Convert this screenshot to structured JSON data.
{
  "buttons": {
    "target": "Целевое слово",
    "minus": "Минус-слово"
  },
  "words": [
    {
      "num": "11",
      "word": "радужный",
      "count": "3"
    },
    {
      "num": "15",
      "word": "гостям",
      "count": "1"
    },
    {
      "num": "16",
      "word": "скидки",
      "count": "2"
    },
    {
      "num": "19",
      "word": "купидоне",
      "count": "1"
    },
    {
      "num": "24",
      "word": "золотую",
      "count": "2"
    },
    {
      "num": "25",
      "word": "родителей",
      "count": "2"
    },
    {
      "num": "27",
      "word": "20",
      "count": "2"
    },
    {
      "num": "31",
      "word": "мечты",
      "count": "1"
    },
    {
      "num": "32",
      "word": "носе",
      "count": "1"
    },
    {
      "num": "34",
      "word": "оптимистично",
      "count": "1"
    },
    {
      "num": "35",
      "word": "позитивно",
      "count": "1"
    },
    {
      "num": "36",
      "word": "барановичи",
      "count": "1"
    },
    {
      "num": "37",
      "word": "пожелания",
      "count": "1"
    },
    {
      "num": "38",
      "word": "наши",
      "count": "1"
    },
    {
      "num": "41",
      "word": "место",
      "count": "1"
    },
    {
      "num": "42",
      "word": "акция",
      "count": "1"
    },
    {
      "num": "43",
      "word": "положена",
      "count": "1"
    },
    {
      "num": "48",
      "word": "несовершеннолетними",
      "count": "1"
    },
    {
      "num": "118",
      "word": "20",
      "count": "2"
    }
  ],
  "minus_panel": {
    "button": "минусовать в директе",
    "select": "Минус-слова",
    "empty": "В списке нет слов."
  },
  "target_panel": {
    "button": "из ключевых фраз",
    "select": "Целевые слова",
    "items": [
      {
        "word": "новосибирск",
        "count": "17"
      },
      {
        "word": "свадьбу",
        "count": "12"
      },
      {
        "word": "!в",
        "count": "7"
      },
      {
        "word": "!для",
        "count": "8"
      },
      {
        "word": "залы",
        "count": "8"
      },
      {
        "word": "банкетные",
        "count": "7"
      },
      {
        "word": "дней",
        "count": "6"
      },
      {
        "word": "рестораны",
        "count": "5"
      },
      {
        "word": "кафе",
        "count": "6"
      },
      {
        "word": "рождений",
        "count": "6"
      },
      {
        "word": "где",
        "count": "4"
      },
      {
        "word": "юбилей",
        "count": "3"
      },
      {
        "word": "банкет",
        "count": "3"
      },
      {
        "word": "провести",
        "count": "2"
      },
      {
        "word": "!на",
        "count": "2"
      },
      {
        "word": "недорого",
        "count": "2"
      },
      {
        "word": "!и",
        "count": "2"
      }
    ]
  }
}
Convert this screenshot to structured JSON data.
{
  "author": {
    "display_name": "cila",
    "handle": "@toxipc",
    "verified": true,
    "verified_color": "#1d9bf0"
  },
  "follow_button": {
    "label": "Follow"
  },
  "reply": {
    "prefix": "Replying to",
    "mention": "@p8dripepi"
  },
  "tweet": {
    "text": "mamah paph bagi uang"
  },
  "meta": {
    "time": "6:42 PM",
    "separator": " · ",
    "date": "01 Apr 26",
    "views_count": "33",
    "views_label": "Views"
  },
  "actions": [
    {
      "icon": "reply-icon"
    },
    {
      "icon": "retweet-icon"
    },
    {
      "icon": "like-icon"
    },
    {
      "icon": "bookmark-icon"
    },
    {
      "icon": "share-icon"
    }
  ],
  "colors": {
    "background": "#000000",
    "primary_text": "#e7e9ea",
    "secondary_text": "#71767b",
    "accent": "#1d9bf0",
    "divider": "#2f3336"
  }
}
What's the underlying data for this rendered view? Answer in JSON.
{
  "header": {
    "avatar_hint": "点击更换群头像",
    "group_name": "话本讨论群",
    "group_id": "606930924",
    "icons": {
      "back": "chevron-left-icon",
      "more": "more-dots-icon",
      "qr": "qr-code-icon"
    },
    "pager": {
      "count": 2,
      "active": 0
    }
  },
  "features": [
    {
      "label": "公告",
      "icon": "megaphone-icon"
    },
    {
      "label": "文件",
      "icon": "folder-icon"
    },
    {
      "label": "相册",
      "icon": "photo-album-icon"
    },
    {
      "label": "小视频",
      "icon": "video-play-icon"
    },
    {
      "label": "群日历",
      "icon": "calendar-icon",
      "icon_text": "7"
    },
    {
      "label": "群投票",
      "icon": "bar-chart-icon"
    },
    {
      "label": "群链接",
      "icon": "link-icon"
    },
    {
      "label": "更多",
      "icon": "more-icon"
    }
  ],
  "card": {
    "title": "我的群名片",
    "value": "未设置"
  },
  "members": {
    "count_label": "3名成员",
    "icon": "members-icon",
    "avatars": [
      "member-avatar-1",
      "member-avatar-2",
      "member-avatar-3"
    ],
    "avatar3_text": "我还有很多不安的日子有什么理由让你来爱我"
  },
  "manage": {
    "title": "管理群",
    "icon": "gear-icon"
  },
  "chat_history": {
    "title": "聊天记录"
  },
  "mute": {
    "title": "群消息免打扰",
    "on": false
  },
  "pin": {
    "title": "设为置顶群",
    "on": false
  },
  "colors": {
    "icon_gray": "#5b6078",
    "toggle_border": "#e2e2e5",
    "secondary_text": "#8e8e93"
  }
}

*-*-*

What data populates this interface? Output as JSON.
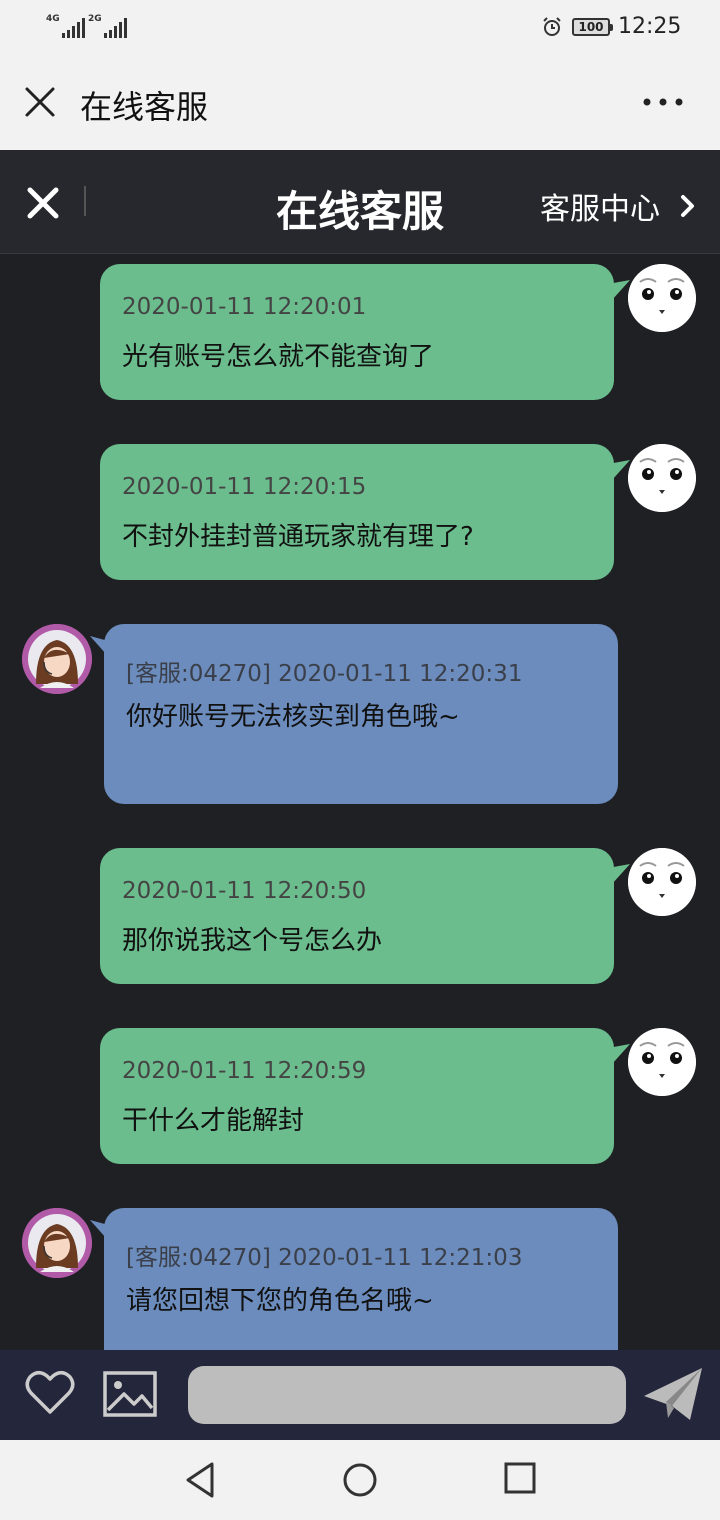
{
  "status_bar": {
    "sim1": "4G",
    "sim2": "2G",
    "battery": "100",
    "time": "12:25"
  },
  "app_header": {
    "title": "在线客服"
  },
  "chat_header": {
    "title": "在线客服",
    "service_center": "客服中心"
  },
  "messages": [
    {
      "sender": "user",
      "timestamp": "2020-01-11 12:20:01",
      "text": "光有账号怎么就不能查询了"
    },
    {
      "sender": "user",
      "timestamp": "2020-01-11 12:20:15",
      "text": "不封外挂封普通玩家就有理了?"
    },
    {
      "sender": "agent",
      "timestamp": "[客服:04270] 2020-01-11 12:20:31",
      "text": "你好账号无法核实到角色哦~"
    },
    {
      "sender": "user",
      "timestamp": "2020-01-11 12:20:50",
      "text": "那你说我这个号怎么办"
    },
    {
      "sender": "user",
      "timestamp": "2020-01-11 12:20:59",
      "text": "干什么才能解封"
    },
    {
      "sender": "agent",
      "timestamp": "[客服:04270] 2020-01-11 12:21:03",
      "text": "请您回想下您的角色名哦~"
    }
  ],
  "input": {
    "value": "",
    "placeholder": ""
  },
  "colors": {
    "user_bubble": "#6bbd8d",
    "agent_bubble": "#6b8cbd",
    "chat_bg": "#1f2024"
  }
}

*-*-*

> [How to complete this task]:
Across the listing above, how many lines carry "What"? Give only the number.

> [Exercise answer]:
2